If getting just one good idea that helps you do things better is the test of a good business book, then Stephen Lynch‘s Business Execution for Results is worth several good business books. I didn’t get just one powerfully helpful insight from the book, I got several.
Full disclosure. I’m obviously biased because I worked with Stephen to help him craft his book. But that doesn’t change the number of good ideas I got or the ways Stephen changed my thinking. Here are some insights that changed the way I think and work.
Start from where you are. Most business authors write as if you’re starting from scratch with no people, no product, no customers, and no history.

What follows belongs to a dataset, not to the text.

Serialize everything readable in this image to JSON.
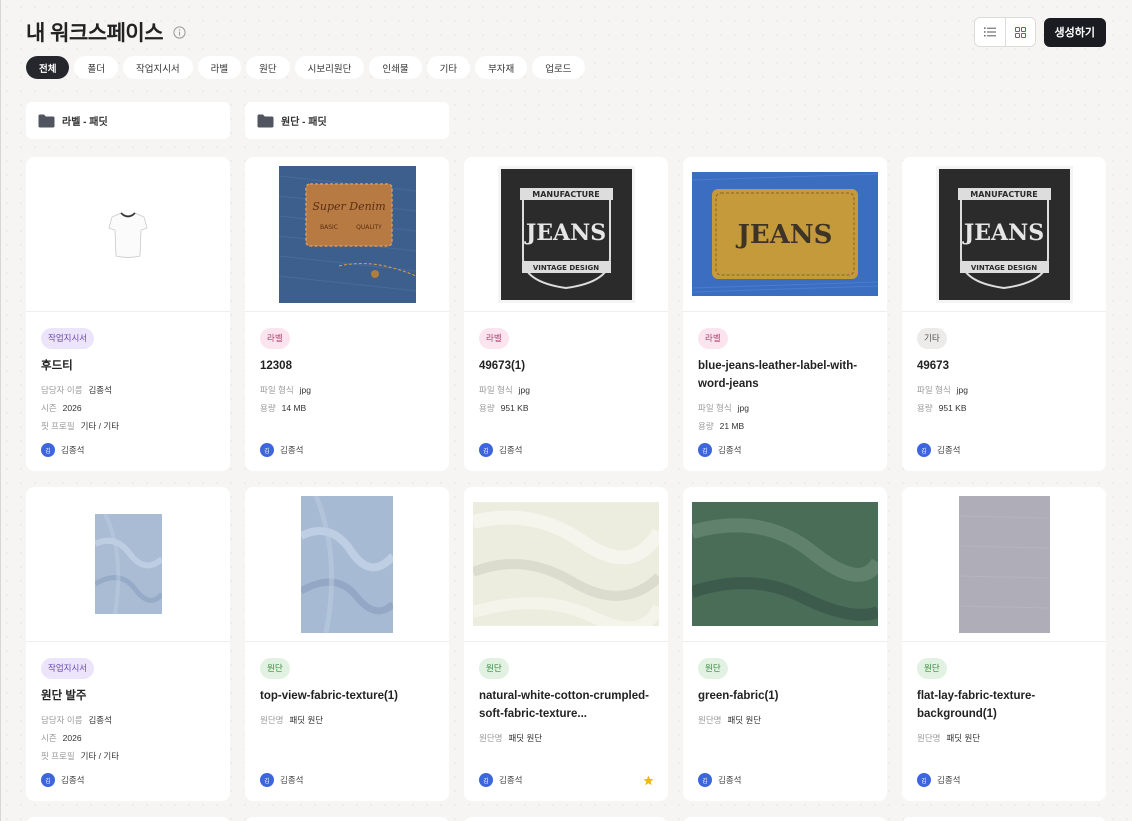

But most companies have all of those. Most of us need to start from where we are, not from some idealized situation.
Aim high. Start with a Big Hairy Audacious Goal (BHAG). Pick something you are passionate about, something you can be best in the world at, and make money from. Then keep your eye on the BHAG while you work to get there.
SWOT analysis needs a context. In the book, Stephen tells the story of his attempt to be a fighter pilot. His superior reaction times were a strength when he played sports. But they were a weakness that knocked him out of the final selection for pilot training. SWOT analysis can give you insight only if you do it for a specific goal and a specific marketplace. So do it after you’ve done a lot of analysis, not as the first thing.
Reality is a moving target. In the last three months, the marketplace has changed and so has your company. Your competition has done some things to change the environment. How will that affect the quest for your BHAG? You’d better check.
Stephen introduced me to the idea of Rolling Reality Checks. Execute your plan vigorously for three months. Then stop and take a look around. How have you and the market and the competition changed? Adjust your plan for the next quarter and get back to executing vigorously.
Call your cadence with meetings. Meetings get a bad rap because so many meetings waste people’s time and don’t accomplish anything. But you can use weekly team meetings, daily team huddles, and weekly one-on-ones with your direct reports to keep projects and people on track and productive.
There was more, but you get the idea. If you’re searching for a practical business book that will help you develop a strategy and turn it into reality, check out Business Execution for Results.
Boss’s Bottom Line
Creating a strategy that creates a new reality is not easy. As Stephen says, it requires rigorous discipline. But the rewards are worth the effort.